Your thirst for knowledge is not yet satisfied? We have found a few more interesting facts about Independence Day:

  • John Adams, the second US president, and Thomas Jefferson, the third US president, both signed the Declaration of Independence. Both men died on the same day – on July 4th, 1826, the 50th anniversary of the Declaration of Independence.
  • Thomas Jefferson wrote most of the Declaration of Independence.
  • The American Revolution did not begin on July 4th, 1776, but as early as April 1775.
  • Congress voted for independence on July 2nd, 1776. John Adams noted at the time that July 2nd should be the date remembered in American history and honored with fireworks and celebrations.
  • It was not until 1941 that the American Congress declared Independence Day a paid legal holiday.
  • Americans eat a total of about 150 million hot dogs on July 4th.
  • July 4th is the most popular holiday for barbecues, followed by Memorial Day and Labor Day.
  • According to an estimate by the American Pyrotechnic Association, more than 14,000 fireworks light up America's night sky on July 4th.

Do you want to learn more about celebrations in the USA? We have more exciting articles about typical holidays in the land of opportunity for you!
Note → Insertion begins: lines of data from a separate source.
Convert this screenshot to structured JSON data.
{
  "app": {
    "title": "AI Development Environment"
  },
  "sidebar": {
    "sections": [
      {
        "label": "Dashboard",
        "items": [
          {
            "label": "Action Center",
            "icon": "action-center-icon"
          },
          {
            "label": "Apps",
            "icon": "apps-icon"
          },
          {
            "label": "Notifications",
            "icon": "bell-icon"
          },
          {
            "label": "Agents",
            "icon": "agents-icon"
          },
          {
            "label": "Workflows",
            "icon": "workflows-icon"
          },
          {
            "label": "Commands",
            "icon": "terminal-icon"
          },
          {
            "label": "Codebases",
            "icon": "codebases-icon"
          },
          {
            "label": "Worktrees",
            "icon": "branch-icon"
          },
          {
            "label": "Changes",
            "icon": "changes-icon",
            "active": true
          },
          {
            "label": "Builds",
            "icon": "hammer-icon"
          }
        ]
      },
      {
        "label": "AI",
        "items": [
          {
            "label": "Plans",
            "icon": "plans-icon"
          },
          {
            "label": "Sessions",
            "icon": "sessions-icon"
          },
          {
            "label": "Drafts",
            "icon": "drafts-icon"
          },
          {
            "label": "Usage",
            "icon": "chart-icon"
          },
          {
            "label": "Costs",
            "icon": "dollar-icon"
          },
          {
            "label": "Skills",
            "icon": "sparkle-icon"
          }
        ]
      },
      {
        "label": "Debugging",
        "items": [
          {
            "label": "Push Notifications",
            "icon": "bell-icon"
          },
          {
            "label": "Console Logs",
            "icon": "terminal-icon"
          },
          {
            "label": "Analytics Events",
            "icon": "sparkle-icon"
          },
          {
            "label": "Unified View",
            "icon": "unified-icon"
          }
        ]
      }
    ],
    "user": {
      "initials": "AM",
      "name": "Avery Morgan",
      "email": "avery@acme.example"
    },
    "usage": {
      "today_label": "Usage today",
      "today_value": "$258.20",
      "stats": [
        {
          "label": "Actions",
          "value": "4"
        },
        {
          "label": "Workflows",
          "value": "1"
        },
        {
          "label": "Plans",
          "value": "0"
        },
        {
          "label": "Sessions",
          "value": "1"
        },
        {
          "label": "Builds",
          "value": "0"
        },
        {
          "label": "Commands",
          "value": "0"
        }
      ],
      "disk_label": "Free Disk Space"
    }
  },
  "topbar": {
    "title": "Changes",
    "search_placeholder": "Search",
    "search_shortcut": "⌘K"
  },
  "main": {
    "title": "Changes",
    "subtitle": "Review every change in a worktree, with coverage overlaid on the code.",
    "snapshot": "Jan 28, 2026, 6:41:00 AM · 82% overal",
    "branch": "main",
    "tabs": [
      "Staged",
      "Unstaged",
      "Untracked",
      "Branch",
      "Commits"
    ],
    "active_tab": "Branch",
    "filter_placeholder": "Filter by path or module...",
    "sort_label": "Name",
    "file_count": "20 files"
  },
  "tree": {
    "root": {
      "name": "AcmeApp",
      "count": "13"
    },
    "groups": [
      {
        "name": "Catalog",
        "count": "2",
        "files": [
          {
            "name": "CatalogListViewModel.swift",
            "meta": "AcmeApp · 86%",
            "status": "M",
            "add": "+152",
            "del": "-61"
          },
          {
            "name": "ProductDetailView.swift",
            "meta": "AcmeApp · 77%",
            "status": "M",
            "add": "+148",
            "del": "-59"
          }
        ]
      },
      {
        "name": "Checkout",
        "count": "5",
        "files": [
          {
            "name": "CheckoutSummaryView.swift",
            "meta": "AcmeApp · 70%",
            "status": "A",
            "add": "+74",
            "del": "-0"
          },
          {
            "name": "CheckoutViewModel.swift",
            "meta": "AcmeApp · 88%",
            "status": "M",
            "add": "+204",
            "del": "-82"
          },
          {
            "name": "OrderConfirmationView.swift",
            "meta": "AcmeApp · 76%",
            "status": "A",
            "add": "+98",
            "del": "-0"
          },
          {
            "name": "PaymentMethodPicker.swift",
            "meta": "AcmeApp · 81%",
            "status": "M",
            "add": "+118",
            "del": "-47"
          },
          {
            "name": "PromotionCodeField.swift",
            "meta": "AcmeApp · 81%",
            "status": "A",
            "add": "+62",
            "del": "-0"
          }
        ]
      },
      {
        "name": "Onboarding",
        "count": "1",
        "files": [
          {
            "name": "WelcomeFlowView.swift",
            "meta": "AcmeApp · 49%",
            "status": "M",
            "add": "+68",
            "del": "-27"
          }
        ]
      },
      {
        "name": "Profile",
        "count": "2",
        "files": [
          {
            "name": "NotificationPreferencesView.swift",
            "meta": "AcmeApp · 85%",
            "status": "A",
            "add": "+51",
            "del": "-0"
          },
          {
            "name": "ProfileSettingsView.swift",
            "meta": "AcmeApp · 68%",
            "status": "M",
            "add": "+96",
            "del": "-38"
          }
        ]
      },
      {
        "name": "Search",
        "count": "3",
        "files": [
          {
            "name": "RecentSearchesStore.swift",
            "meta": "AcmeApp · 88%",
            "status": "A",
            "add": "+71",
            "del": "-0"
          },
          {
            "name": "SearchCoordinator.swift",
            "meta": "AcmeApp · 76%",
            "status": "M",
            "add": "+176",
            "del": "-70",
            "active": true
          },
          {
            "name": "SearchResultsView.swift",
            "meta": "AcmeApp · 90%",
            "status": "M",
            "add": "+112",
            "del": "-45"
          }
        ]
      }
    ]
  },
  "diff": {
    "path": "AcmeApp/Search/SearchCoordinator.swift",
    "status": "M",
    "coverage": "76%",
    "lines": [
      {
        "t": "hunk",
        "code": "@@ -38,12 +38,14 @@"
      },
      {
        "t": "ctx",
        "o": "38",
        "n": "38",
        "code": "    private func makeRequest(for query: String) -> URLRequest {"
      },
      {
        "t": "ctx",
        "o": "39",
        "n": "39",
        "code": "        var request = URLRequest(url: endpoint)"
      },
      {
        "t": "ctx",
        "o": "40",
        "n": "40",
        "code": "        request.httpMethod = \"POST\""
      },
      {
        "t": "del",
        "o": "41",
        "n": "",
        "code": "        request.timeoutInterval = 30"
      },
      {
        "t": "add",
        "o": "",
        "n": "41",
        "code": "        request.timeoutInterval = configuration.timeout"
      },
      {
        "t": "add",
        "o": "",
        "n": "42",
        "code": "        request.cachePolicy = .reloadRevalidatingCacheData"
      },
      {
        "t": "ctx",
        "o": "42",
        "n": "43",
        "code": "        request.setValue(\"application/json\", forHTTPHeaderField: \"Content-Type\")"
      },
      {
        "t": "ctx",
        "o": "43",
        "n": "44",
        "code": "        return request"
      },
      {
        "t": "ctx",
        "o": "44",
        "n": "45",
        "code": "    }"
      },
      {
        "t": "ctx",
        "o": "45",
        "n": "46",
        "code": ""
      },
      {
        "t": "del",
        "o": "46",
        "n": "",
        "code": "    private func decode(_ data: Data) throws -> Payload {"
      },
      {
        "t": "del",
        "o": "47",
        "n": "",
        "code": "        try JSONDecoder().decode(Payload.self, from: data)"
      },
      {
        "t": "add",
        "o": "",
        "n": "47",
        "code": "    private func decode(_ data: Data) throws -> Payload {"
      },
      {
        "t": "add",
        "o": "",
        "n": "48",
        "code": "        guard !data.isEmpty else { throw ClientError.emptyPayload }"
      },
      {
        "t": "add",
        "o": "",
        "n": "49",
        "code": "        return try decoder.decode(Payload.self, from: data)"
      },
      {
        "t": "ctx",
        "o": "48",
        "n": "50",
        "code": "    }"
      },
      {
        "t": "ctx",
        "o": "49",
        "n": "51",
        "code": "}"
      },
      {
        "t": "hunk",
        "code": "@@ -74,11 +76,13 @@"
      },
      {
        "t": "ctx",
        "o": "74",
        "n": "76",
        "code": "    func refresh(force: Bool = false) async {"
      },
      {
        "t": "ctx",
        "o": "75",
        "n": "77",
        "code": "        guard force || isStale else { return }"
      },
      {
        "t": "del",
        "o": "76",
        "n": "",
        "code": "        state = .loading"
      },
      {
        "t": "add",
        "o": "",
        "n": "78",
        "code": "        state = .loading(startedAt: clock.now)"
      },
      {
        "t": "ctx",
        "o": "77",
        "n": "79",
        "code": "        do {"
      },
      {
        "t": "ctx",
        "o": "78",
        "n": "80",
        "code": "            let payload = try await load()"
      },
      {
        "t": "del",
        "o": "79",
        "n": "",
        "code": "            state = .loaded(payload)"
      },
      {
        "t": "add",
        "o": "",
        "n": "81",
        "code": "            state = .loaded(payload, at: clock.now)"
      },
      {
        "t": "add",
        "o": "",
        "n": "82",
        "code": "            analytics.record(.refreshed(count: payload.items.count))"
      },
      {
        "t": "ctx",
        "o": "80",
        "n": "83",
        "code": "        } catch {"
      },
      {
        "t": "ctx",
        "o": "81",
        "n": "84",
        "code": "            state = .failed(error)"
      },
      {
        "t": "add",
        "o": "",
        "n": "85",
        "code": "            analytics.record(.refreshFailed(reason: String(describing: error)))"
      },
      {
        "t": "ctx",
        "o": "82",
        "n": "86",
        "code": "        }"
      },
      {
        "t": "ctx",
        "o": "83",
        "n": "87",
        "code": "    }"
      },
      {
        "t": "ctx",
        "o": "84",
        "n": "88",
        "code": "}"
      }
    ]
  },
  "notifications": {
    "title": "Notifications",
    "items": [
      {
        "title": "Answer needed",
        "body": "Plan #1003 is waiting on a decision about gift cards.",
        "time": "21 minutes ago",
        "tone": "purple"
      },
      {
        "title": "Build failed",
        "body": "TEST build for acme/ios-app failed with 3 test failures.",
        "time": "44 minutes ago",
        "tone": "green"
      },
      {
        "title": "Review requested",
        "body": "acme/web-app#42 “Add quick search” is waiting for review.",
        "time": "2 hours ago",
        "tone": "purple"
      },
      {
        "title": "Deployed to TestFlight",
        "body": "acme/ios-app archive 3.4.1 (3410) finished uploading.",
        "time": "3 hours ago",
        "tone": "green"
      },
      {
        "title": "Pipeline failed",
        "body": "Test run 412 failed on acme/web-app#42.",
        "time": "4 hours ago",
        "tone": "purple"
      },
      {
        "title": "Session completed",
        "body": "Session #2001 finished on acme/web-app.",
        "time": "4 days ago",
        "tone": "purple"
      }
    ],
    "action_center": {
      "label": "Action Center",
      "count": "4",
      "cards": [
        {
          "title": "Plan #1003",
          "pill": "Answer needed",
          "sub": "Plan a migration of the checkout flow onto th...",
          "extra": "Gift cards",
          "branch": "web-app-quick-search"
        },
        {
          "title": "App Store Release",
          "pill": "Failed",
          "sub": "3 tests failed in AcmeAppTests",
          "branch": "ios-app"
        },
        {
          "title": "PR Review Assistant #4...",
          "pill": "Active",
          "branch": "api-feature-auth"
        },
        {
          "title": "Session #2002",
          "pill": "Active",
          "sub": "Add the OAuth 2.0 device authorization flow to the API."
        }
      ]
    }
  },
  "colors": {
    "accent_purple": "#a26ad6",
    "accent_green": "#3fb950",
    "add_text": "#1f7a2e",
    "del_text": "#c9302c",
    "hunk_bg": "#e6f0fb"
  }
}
Learn everything about popular American holidays like Thanksgiving or Halloween.

See you soon and „Happy 4th of July”!

Sources:

rtl.fr
history.com
neamb.com
officeholidays.com
timeanddate.com
nbcwashington.com
nyctourist.com
timeout.com
blackhillsbadlands.com